The one I am posting now, is my mom's version of podi, we grew up savouring and a real special one. The fact that astonished me is that while each home , around the states has varied versions of the this spice preserve, the Reddiars of Kerala had a standard recipe of this one. In one word, truly addictive, with that perfect balance of chillies, garlic and dal with a touch of coriander!
My sis and me still have this habit of having podi with hot idlies along with sambhar and coconut chutney.

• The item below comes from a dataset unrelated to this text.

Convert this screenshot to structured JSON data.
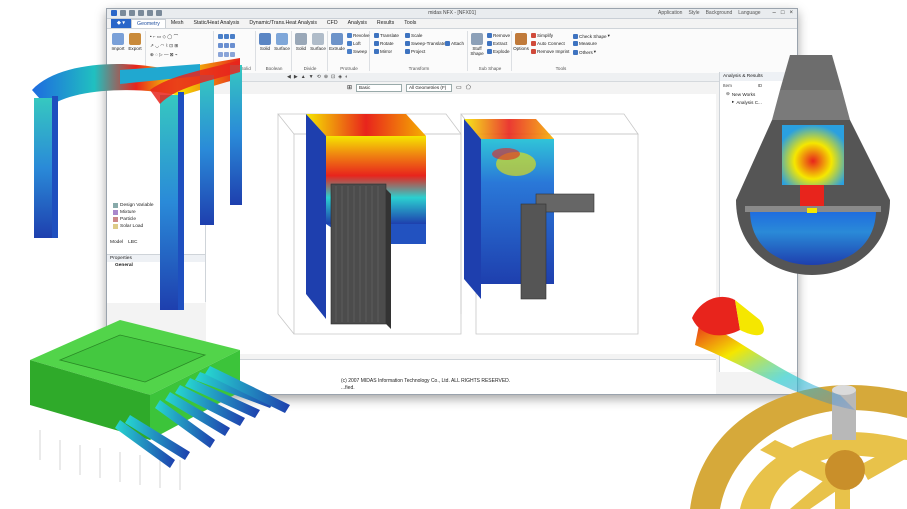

My brother, an idly hater who is forced to have them after amma's strict rules would have it with podi, sesame seed oil and lots of sugar :). Strange, but he still loves that way, all mashed up :D
My daughter is an ardent fan of this one, and demands in bulk!
This post is for Maria and Evin, the girls I love :)
Idly / Dosa Podi
Yield - 1 3/4 cups
Cuisine - South Indian.
Prep time - 10 minutes
Time needed for frying - 20 minutes
Get ready with:
1 cup broken urad dal /uzhutham parippu (sun dried)
3.5 tbsp coriander seeds / kothamalli (sun dried)
50 nos medium sun dried and destalked redchillies / milagai (weighed approx 50 gms)
1/2 tsp Hing
1 tsp table salt
15 nos slender garlic pods (I used nattu poondu or country variety)
3-4 sprigs washed and wiped dry
Few drops of oil- for frying
Assemble the ingredients. As mentioned above, I sun dried urad dal, coriander and the red chillies. Esp the chillies until they were light and crisp. The hing, you see near the table salt, is the rock variety for the added flavour. The garlic is country variety which also adds to the final flavour.
Mince the garlic and let it sundry for a couple of hours. This is to absorb the extra moisture in them. The fresh garlic if used directly would interfere with grinding of dry powder, towards the final stage.
Heat a wide thick bottomed kadai with a few drops of oil. Add urad dal and coriander seeds and fry together in low-medium heat to 5-7 minutes, or until they are golden brown in colour. Transfer to a stainless tray. Always use a heat resistant metal tray as the fried ingredients transferred, tend to be too hot.
Fry the curry leaves for a few seconds and transfer to the plate. Do not bother to fry them until crispy. The heat of the dal is enough to turn the leaves, crispy.
Fry the hing next, for a few seconds and transfer.
Trickle a few drops of oil and fry the chillies for a few seconds until the aroma emanates, taking utmost care not to burn them.
Let it cool to room temperature. Transfer to a mixie and pulse for a few seconds. Do not pulse too fine. Add the sun dried garlic bits, while still coarse and pulse / dry grind again. It's again a personal choice to make it a bit coarse or fine. I prefer my podi, slightly coarser.
Sun drying the ingredients before frying, enhances the shelf life. We do not want moisture in them so that it grinds fine after frying as well. If you cannot sundry, microwave the dal and coriander for a few seconds, toss and return for some more time. You can do the same with minced garlic too.
My family prefers podi, a bit towards the spicier side. Addition of gingelly oil while serving would bring down the heat and spice levels . If you are still apprehensive, you may cut down the number of chillies to 25-30, for a milder version.
Bring down the numbers to 5-6, if you use larger cloves of garlic.
2.5 kgs of fresh podi for my daughter, packed right away all set to go to the US.